Immediately after the end of the Spanish-American War in 1899, a three-year guerrilla war between the United States and its new territory of the Philippines began. What caused this war? The United States had, after all, legitimately bought this archipelago from Spain for $20 million.
During the Spanish-American War, the United States had told the Filipinos it was fighting to free them from Spain. But after the Spanish surrender, American newspapers and politicians began a campaign to "Keep the Philippines."
Businessmen saw Manila as a center for trading with the great market of China. Military officers wanted an outpost in Asia.
President McKinley was undecided for a time.

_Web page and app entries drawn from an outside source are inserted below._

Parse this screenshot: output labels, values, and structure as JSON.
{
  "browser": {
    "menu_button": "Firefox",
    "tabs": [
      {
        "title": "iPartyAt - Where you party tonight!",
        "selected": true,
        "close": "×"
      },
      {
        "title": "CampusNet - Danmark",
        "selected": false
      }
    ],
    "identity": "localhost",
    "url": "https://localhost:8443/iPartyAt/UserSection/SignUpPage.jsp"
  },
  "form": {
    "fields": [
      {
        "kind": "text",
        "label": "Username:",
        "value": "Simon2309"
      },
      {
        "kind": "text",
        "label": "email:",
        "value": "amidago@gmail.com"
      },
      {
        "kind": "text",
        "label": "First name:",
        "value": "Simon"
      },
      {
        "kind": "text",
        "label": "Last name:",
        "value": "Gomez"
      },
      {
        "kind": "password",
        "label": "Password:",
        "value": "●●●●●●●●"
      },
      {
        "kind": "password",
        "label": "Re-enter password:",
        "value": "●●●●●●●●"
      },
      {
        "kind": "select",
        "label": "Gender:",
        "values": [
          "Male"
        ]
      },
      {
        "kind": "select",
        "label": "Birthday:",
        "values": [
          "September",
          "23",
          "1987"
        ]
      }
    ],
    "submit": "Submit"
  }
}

The, he told a group of his fellow Methodists, he prayed for guidance and decided to “take them all, and to educate the Filipinos, and uplift and educate and Christianize them.”

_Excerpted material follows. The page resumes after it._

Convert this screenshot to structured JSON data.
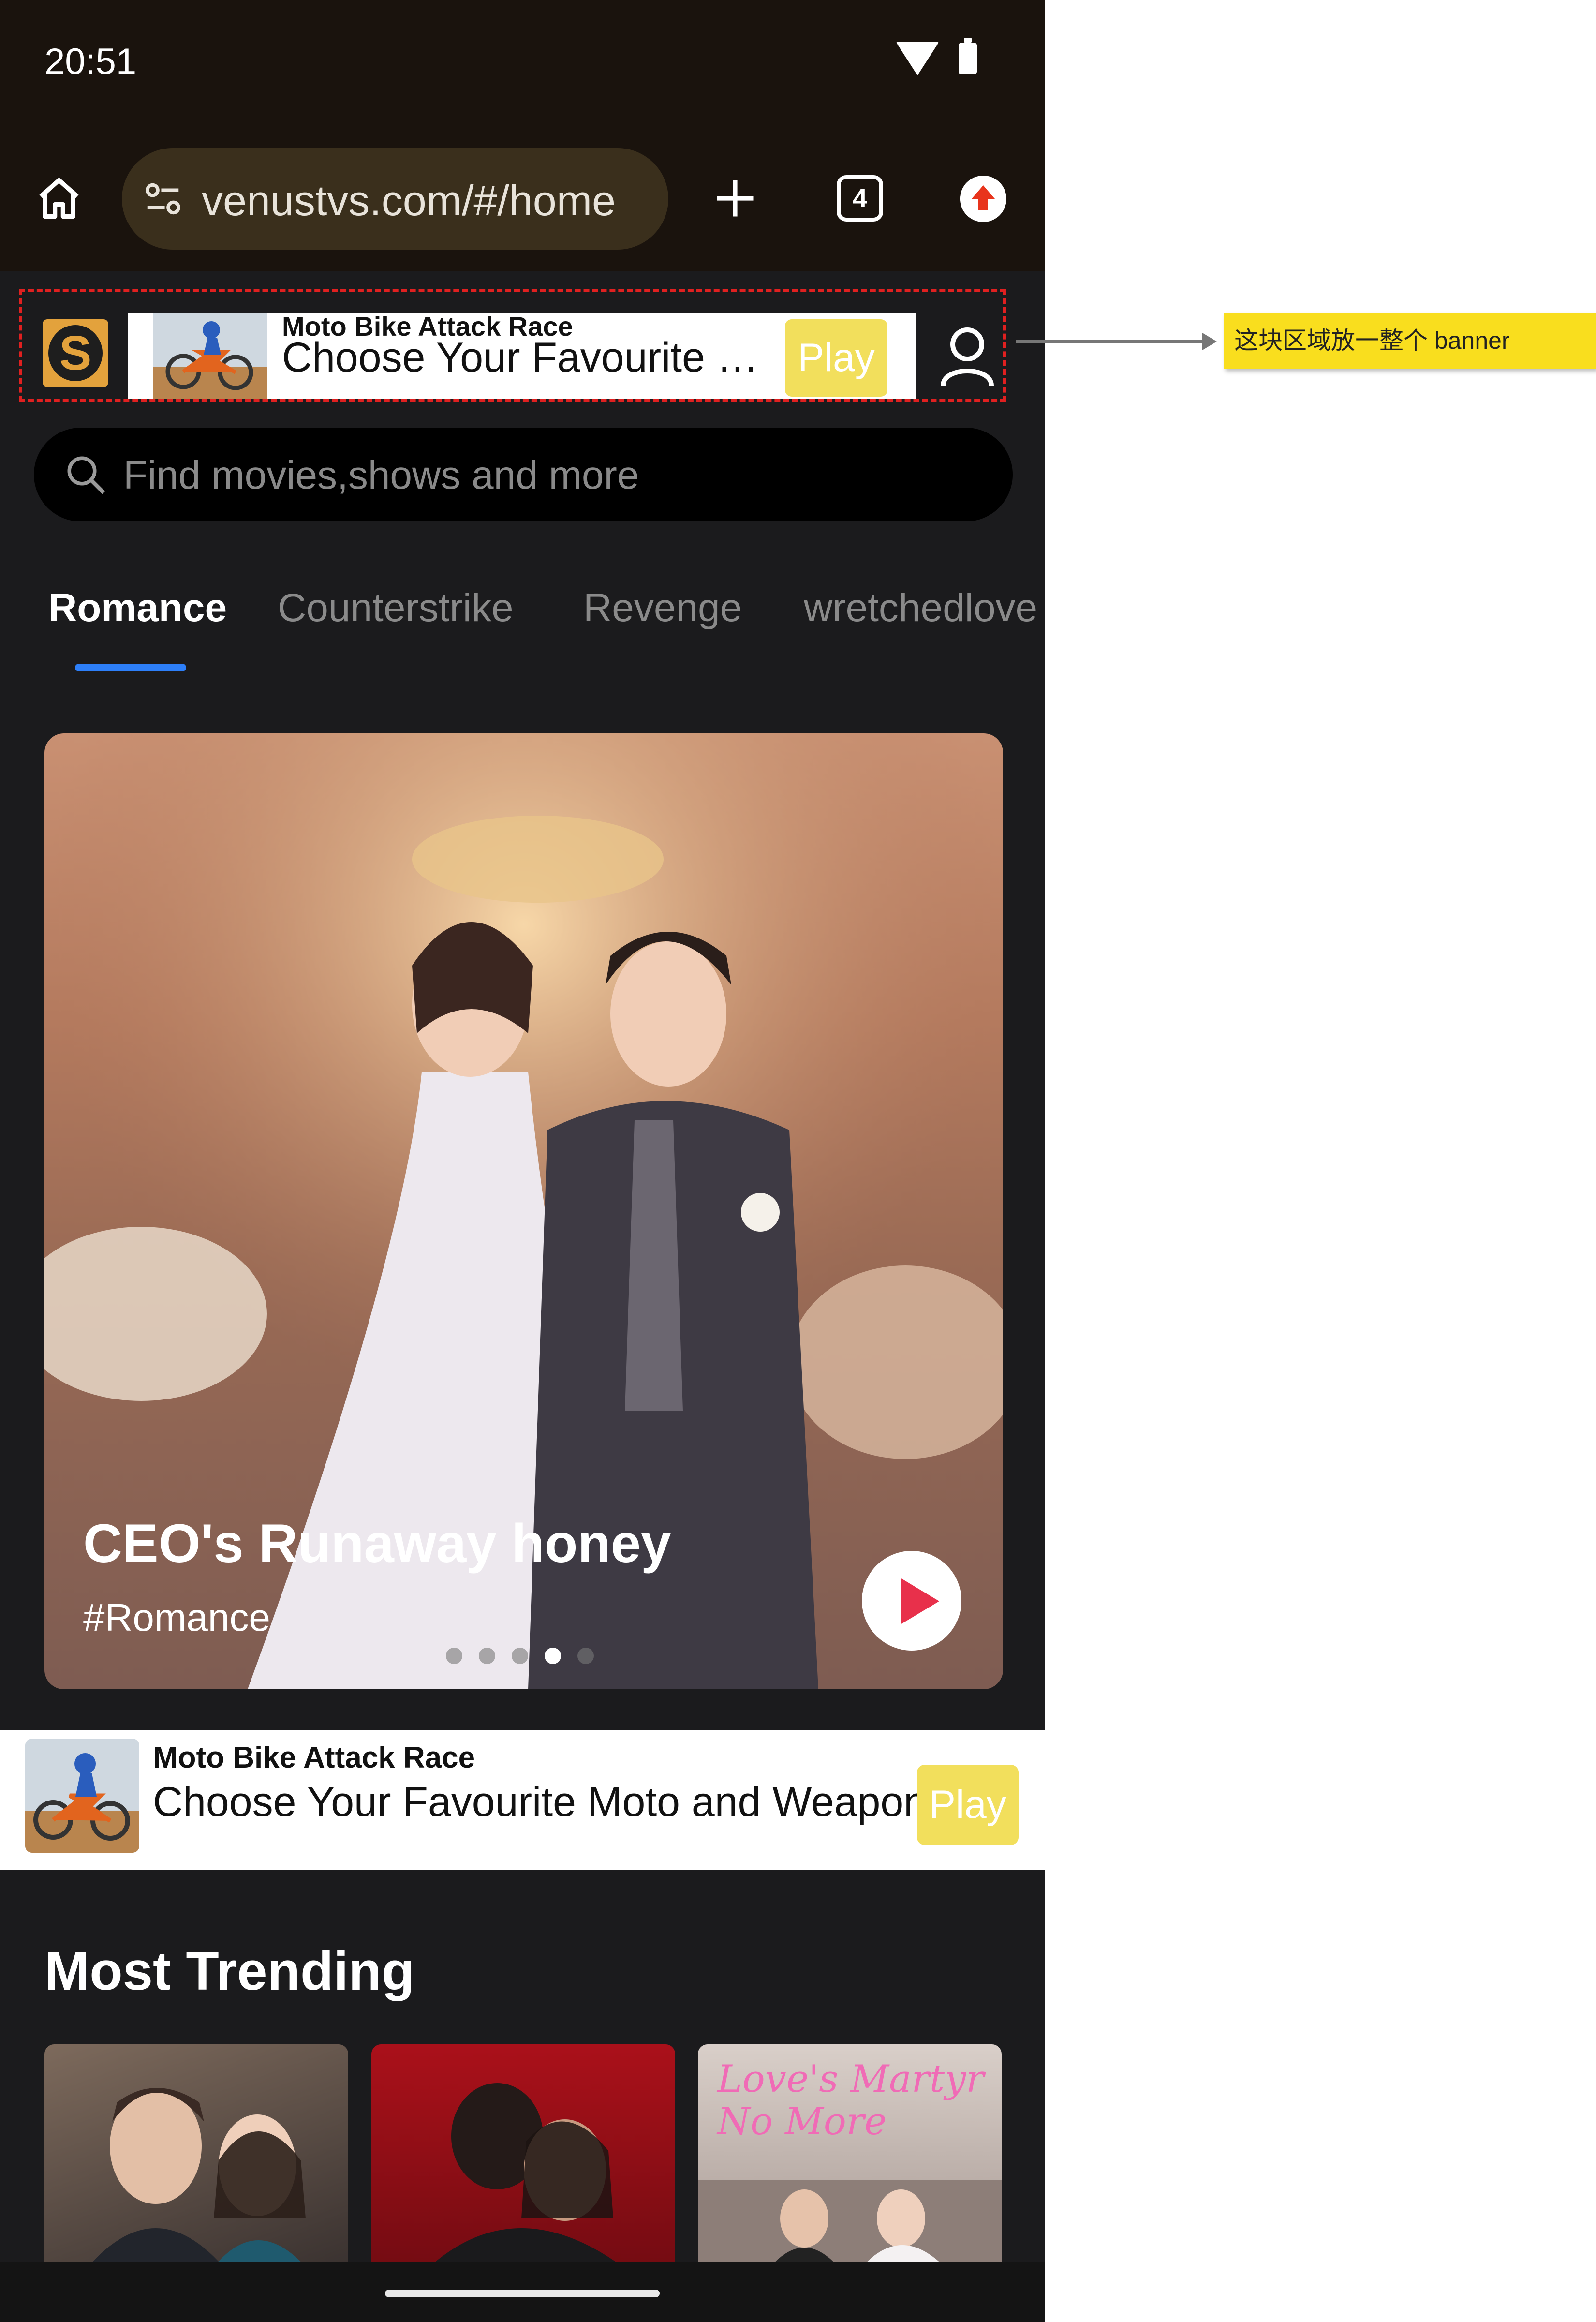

Filipinos had been Catholics for several hundred years, and they saw no need to be "Christianized" by the United States. Emilio Aguinaldo, who had led the revolt against Spain, now found he had to defend his country against its “liberators.” A fierce guerrilla war followed.
The United States won the war and set up an American-controlled government in 1901. But Americans from every political party, region, and profession were outraged by the action.